Discover Hawaii's skies

An aerial overview of the Imiloa Astronomy Center, with its three titanium-sheathed domes that represent the Mauna Kea and other volcanoes.
An aerial overview of the Imiloa Astronomy Center, with its three titanium-sheathed domes that represent the Mauna Kea and other volcanoes.Tim Wright / AP file
/ Source: The Associated Press

For visitors to Hawaii looking for something they can't see from the beach or the golf course, an unconventional museum and planetarium near the base of massive Mauna Kea volcano offers the story of the star-filled skies that guided discoverers to the Hawaiian Islands.

But the Imiloa Astronomy Center, which is designed to resemble the island's three tallest volcanoes, is about more than outer space. Imiloa also doubles as a cultural center, with Hawaiian-language translations displayed on every exhibit and a focus on islanders' history of exploration.

Tours start with an indoor walk through a replica forest of koa trees until you reach a room dedicated to Mauna Kea, the 13,796-foot Big Island mountain. The room is filled with the sparkling stars that Polynesian voyagers used to navigate their way across the Pacific until they arrived in Hawaii. Native Hawaiian chants surround visitors as they learn about the sacred nature of the now-dormant volcano, which is the home of the snow goddess Poliahu.

Mauna Kea is also home to 13 giant telescopes that provide scientists with one of the clearest views into space of any place on earth. While there is a visitor's center on the mountain, the telescopes are off-limits to tourists.

But Imiloa makes the type of astronomy research that goes on atop Mauna Kea accessible to the general public.

Imiloa's emphasis on Hawaiian culture and history also provides a context for understanding the controversy over the mountaintop obervatories. Mauna Kea has long been a source of contention between international scientists and Hawaiians who oppose the telescopes on the summit, believing that the mountain is a holy place that should have been left untouched.

"It's not a secret that there's tension over Mauna Kea," said Kaiu Kimura, an experiences coordinator at Imiloa. "Historically, people have always had to say whether they're a cultural practitioner or a believer in science. We're trying to say that we're both."

In the museum's planetarium, the astronomy center's 22-minute signature film, "Maunakea: Between Earth and Sky," traces the journey of explorers aboard double-hulled canoes who used the stars to plot their course across the sea.

The movie tells of the births of stars and shows footage of underwater volcanoes, and it's followed by a brief star show on the planetarium's dome.

The exhibit hall brings the enormity of the skies to a comprehendible level.

A 3-D "Voyage through Space" video guides the viewer on a scientifically accurate trip through the solar system and galaxy, until you reach the edge of the universe.

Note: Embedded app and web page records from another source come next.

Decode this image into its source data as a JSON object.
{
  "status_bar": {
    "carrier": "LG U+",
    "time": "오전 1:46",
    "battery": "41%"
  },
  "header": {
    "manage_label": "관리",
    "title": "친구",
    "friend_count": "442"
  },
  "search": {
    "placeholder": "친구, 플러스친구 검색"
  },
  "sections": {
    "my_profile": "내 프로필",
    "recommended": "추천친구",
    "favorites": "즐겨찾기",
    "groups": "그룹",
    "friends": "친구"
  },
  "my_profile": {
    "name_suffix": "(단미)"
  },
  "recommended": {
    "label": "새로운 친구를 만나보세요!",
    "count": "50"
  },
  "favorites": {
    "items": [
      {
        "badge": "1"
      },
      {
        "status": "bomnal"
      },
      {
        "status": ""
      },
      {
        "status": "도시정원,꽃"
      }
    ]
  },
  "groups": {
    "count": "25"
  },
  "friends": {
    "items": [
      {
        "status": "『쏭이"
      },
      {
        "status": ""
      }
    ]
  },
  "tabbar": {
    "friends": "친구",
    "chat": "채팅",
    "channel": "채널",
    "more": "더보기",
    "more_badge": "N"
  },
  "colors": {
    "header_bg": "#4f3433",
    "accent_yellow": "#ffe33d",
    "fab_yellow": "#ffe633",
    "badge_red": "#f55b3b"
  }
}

Short movies tell of the origins of life, including both the Hawaiian creation chant and the big bang scientific theory that the universe began with a cosmic explosion 13 billion years ago.

You can look at yourself through an infrared camera, similar to those used in some of the telescopes on Mauna Kea. Another display shows how the mirrors of telescopes are used to see far beyond the boundaries of Earth's atmosphere.

In all, there are about 100 custom-designed exhibits in the center.

In one room, a plastic six-foot diameter globe hung from the ceiling is lit up with projection cameras using animated data from the National Oceanic and Atmospheric Administration.

The globe shows views including the weather patterns that created Hurricane Katrina, the city lights that can be seen from space and depictions of Earth's varying climates.

Nearby, another room features information on the ukulele and the rebirth of the Hawaiian language.

"Astronomy feeds the mind, and Hawaiian culture feeds the heart," said Peter Giles, executive director for the center. "Astronomy and Hawaiian culture have always belonged together."

The $28-million Imiloa museum, whose name means "to seek and explore," had 45,000 visitors in its inaugural year since opening in February 2006, but it hasn't caught on with tourists yet. Located on the University of Hawaii-Hilo campus, about 80 percent of its visitors are Hawaii residents.

So it still qualifies as a rare find, offering something beyond the beaches, luaus, golf courses or even nearby Hawaii Volcanoes National Park that lure most Big Island tourists.

"If you really want to understand how the volcanic islands were formed, and what the stories and genealogical history of the people are, and the role of the great star-readers, then you have to visit Imiloa," said Gloria Chun-Hoo, the museum's marketing manager. "You will reach another level of depth and understanding that you won't find anywhere else."

Imiloa was designed to resemble the landscape of the Big Island. Its structure is shaped with three titanium-clad cones to represent the three tallest of the five volcanoes that make up the island: Mauna Kea, Mauna Loa and Hualalai.

Outside, the largest native plant garden in the state displays more than 50 species that existed before the state was overrun by foreign breeds.

"This is what Hawaii used to look like. This is the true feeling of Hawaii's ecosystem," said Hokuao Pellegrino, the cultural landscape curator. "We want people to feel the Hawaiian culture, not just as something they read about."